Earlier this year, government and port representatives from seven states, as well as other freight-rail constituents, announced the formation of the Great Northern Corridor Coalition. The alliance aims to promote regional cooperation, planning and shared implementation to improve freight-rail movements from the Pacific Northwest to Midwest.
The partnership actually was formed in late 2012, after Port of Northern Montana Executive Director Larry Bonderud learned about the Multistate Corridor Operations and Management Program, a grant program offered by the U.S. Department of Transportation.
Bonderud long had thought transportation between West Coast and Great Lakes ports could be improved, and decided to seize the funding opportunity. He began contacting the ports and departments of transportation along the 3,500-mile Great Northern Corridor.
"Once [Bonderud] began talking to other stakeholders, he saw there was a common interest in looking at the entire corridor as a whole," says Patrick Boss, spokesperson for the Port of Quincy, Wash., a coalition member. Other coalition partners include ports in Everett, Grays Harbor, Longview, Pasco, Seattle, Tacoma and Vancouver, Wash.; the Port of Portland, Ore.; Washington Public Ports Association; and departments of transportation in Idaho, Minnesota, Montana, North Dakota, Washington and Wisconsin.
The coalition was successful in obtaining $1 million in grant funds. The Montana Department of Transportation, serving as the lead agency, is spending $500,000 in federal dollars and matching funds provided by coalition members to conduct a Strength, Weakness, Opportunities and Threats (SWOT) analysis. Scheduled to be completed this fall, the study will identify opportunities to improve operations and infrastructure along the corridor.

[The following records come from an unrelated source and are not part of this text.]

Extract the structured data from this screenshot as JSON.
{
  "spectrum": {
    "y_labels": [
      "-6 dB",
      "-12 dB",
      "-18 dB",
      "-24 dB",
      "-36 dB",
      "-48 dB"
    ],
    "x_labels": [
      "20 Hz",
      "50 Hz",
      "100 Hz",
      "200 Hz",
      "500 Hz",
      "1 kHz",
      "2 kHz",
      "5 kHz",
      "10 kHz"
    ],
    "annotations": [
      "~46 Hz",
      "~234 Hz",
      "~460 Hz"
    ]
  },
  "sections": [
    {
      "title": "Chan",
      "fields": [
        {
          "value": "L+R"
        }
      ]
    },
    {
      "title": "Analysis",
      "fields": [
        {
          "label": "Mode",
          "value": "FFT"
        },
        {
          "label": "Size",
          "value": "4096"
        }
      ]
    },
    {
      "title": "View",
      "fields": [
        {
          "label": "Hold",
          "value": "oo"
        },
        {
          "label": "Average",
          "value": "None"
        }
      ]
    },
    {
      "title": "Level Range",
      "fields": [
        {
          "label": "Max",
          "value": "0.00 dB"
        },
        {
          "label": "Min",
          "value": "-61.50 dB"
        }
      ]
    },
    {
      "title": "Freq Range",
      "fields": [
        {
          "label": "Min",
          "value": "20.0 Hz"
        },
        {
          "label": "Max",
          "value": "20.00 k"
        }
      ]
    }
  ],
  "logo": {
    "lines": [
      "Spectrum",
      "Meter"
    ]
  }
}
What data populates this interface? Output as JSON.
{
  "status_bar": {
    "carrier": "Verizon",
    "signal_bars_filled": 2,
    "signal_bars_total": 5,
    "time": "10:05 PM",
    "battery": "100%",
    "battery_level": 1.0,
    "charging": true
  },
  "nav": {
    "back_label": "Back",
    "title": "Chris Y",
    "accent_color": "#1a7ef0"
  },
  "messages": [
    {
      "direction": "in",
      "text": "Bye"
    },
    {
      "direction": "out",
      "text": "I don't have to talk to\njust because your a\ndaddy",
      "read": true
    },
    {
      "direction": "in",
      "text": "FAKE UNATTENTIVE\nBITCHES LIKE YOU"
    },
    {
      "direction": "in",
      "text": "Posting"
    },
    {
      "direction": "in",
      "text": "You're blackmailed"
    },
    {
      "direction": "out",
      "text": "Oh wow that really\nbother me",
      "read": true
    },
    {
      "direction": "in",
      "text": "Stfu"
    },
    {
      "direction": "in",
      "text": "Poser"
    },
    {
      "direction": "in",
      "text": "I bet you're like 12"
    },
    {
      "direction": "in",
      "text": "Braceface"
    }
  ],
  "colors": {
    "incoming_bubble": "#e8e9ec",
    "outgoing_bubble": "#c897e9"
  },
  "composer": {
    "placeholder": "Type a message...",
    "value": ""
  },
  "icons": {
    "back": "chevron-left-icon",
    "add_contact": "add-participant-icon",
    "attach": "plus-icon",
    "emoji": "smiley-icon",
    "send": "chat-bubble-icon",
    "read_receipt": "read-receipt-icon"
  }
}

The SWOT analysis likely will identify congestion, clearance and infrastructure issues that either prohibit the movement of certain goods along portions of the corridor, such as wind towers and blades, or slow traffic, Bonderud says. Coalition members then will identify specific projects that can be completed using the remainder of the grant funds.
"The goal is to make this the fastest and most economical corridor over which to transport goods," says Bonderud.
Projects could include adding sidings, loop tracks, overpasses or underpasses, Boss adds. Strategically upgrading infrastructure throughout the corridor will be key as rail traffic continues to increase.
"If we have congestion here in Quincy, how does that affect trains operating through states like Montana and North Dakota?" Boss asks. "We have to anticipate economic growth. There will be more pressure to add products moving on the Great Northern Corridor."
The coalition's formation has had some ancillary benefits. By working together more closely, state and port partners can better serve shippers.
"Now, we'll have an idea of what the transportation alternatives are in this state or that state," Bonderud says. "We'll know which port is best to go through, what the rail linkages are, and how to do things that much quicker."